Like Jerry Brewer, like many of the posters here, Hanson creates a timeline for each knee-taking that ends up with the Huskies not needing a fourth down or taking that snap with only a second or so on the clock.  He then accepts his own arbitrary clock as The Gospel Of Taking Three or Four Knees in Order to Win a Game in what was about as gray an area of The Chart as could possibly exist.  Just like Jerry Brewer, and just like a lot of the posters here.  (And as an aside, Hanson makes the same erroneous assumption that several others have as well in order to magically make those last three or four seconds disappear - that the referee starts the 40 second play clock.  It actually starts when the referee blows the prior play dead.)  And that subjective, arbitrary gospel is then used to call what Petersen did on Saturday indefensible, and his failing to meet those arbitrary, subjective expectations of how Petersen should've publicly flagellated himself on Monday, an act worthy of destroying respect.

On Monday, Petersen said, "Looking back on it, it could've been anywhere from 4, 5, 8 seconds depending on when we got it, how much time was run off there.  That's when we thought, we're not sure we can run it out.  What we didn't want to do was take a knee, take a knee, then have to punt.  That I didn't want to do."

Whether you agree with him or not, that's a defensible position to take.  If he felt the most risk-averse about punting the ball, then doing what it takes - in this case, attempting to pick up a first down, or at least allowing another play to run to refine the calculus of "run plays" versus "take knees" as he also said yesterday - to avoid that situation is the right call.

I allowed myself to get a bit caught up in the vitriol from the sports radio callers and hosts, and I was really interested to hear how Petersen handled what was going to be a pretty pointed press conference.  And I was a little bit disappointed that he didn't come out and accept responsibility for the loss.  All he ended up doing was defending a decision I disagreed with with absolute sincerity.  He didn't duck any questions, he didn't blame any of the players or his assistant coaches.  Instead, he just disagreed with me.  With what is becoming trademark honesty in dealing with the media, even when means being brow beaten by sports desk editors like Scott Hanson or bloggers like me.  Hopefully, the sarcasm comes through there.
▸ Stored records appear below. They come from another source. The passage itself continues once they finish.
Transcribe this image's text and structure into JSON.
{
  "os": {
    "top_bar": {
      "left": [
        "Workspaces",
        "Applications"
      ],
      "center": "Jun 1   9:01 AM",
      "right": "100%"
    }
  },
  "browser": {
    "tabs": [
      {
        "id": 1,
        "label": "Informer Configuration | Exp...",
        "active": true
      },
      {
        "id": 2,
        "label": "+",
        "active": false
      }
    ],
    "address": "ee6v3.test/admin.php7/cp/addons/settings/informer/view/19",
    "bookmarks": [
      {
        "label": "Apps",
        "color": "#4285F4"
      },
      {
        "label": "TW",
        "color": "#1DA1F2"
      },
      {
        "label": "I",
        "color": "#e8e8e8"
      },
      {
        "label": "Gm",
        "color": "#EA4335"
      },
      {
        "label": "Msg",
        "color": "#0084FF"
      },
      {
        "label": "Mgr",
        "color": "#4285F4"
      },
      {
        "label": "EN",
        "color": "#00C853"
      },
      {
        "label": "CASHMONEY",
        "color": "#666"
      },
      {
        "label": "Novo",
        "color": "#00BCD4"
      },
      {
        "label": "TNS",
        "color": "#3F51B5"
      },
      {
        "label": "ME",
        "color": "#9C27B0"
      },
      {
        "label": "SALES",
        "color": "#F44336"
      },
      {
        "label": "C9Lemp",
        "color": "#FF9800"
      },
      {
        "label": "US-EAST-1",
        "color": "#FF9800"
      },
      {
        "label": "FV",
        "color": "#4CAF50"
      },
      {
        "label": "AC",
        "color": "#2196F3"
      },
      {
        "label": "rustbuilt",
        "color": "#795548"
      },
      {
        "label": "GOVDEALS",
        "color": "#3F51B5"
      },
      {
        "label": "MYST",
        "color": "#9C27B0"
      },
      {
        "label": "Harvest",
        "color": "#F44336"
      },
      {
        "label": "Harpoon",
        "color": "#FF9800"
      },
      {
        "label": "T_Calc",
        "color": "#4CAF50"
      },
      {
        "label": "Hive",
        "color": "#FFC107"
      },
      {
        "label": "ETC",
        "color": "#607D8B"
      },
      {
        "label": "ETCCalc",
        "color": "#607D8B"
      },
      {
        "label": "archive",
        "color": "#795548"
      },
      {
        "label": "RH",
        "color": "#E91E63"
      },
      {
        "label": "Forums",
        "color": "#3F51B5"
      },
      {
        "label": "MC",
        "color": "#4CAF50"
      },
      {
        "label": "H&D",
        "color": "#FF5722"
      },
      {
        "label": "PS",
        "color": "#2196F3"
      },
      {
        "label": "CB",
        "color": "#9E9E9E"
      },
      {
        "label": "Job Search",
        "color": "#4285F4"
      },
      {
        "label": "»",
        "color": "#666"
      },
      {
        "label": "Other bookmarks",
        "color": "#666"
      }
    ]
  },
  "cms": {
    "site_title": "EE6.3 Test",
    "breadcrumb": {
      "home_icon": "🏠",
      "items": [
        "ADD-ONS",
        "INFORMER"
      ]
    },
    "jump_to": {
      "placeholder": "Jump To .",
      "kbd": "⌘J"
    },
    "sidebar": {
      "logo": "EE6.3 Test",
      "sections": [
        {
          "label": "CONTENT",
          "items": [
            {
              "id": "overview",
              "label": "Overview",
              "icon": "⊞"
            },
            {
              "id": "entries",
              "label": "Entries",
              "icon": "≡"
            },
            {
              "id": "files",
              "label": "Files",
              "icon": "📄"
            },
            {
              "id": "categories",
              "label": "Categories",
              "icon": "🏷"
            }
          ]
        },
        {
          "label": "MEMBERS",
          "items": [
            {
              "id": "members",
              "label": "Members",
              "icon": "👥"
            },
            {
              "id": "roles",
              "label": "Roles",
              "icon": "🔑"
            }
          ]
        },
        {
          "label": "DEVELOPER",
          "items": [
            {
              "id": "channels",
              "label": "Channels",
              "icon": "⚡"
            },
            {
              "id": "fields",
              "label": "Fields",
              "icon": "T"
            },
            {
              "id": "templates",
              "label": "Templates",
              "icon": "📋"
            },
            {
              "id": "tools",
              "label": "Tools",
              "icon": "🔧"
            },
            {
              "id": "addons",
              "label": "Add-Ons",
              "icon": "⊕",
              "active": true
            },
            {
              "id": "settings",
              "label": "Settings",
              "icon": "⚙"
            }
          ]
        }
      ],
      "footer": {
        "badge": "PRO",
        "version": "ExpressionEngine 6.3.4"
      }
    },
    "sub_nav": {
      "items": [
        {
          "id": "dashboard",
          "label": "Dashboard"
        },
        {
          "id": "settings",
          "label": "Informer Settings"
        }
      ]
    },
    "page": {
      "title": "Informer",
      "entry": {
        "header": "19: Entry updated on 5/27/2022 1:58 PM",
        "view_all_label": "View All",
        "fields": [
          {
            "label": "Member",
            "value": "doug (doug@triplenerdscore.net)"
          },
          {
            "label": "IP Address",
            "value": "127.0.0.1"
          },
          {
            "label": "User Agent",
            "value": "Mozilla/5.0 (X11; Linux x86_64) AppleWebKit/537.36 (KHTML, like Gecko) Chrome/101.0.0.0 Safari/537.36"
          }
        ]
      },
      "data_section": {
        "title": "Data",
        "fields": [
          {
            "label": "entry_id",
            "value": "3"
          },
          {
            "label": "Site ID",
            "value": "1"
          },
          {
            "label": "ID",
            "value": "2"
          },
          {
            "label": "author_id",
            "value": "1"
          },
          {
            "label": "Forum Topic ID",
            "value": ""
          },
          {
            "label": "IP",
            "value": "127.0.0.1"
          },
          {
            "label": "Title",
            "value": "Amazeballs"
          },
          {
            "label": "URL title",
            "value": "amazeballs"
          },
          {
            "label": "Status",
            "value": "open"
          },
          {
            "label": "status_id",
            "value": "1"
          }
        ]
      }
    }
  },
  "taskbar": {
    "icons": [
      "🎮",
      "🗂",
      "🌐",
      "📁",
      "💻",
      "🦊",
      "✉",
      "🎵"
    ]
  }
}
I think that the Huskies would've won the game by taking three knees and punting (or not), but I also think that if Cooper doesn't fumble, the Huskies, ultimately win the game by punting without it getting blocked and tackling the return man short of the end zone, or take enough time off the clock that they can take a couple of knees to win.  That's the most likely outcome given Petersen's decision, by far.  And the "take three knees while running around to run extra time off the clock" scenario isn't without risk, no matter what people say.  The football gods were unkind to the Huskies on Saturday.
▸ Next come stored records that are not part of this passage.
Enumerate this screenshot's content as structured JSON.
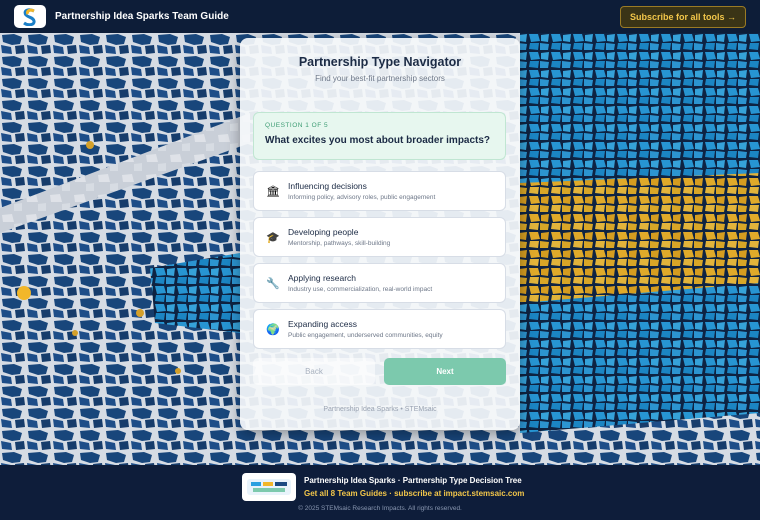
{
  "header": {
    "title": "Partnership Idea Sparks Team Guide",
    "subscribe_label": "Subscribe for all tools →"
  },
  "card": {
    "title": "Partnership Type Navigator",
    "subtitle": "Find your best-fit partnership sectors",
    "question": {
      "step": "QUESTION 1 OF 5",
      "text": "What excites you most about broader impacts?"
    },
    "options": [
      {
        "title": "Influencing decisions",
        "desc": "Informing policy, advisory roles, public engagement",
        "icon": "bank-icon",
        "glyph": "🏛"
      },
      {
        "title": "Developing people",
        "desc": "Mentorship, pathways, skill-building",
        "icon": "graduation-cap-icon",
        "glyph": "🎓"
      },
      {
        "title": "Applying research",
        "desc": "Industry use, commercialization, real-world impact",
        "icon": "wrench-icon",
        "glyph": "🔧"
      },
      {
        "title": "Expanding access",
        "desc": "Public engagement, underserved communities, equity",
        "icon": "globe-icon",
        "glyph": "🌍"
      }
    ],
    "back_label": "Back",
    "next_label": "Next",
    "footer": "Partnership Idea Sparks • STEMsaic"
  },
  "footer": {
    "title": "Partnership Idea Sparks · Partnership Type Decision Tree",
    "link": "Get all 8 Team Guides · subscribe at impact.stemsaic.com",
    "copyright": "© 2025 STEMsaic Research Impacts. All rights reserved."
  },
  "colors": {
    "navy": "#0d1d38",
    "accent_gold": "#f2c64a",
    "accent_green": "#7cc9ad",
    "mosaic_blue": "#1a4a82",
    "mosaic_sky": "#2aa0e0"
  }
}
To me, "respect" is a pretty big word.  I'm not a fan of the almost pop cultural-ish way it gets thrown around, particularly in sports.  If Scott Hanson doesn't respect Chris Petersen any longer based on what he said at his press conference yesterday, then what he felt for Petersen probably wasn't actually respect in the first place.  Puppy love?  Idolization?  I don't know.  But if it's gone now, it wasn't actually respect at the start.

I blame Petersen for the loss, and I disagree with his assessment, but I can't definitively say he was wrong, based on what he thinks was the weakest link for the Huskies in that end-of-game situation.  I'll continue to second guess him, because it's what I do.  But the outcome Saturday really doesn't change anything with regards to his viability for the Huskies moving forward, nor should Monday's press conference change anything in terms of respect for Chris Petersen.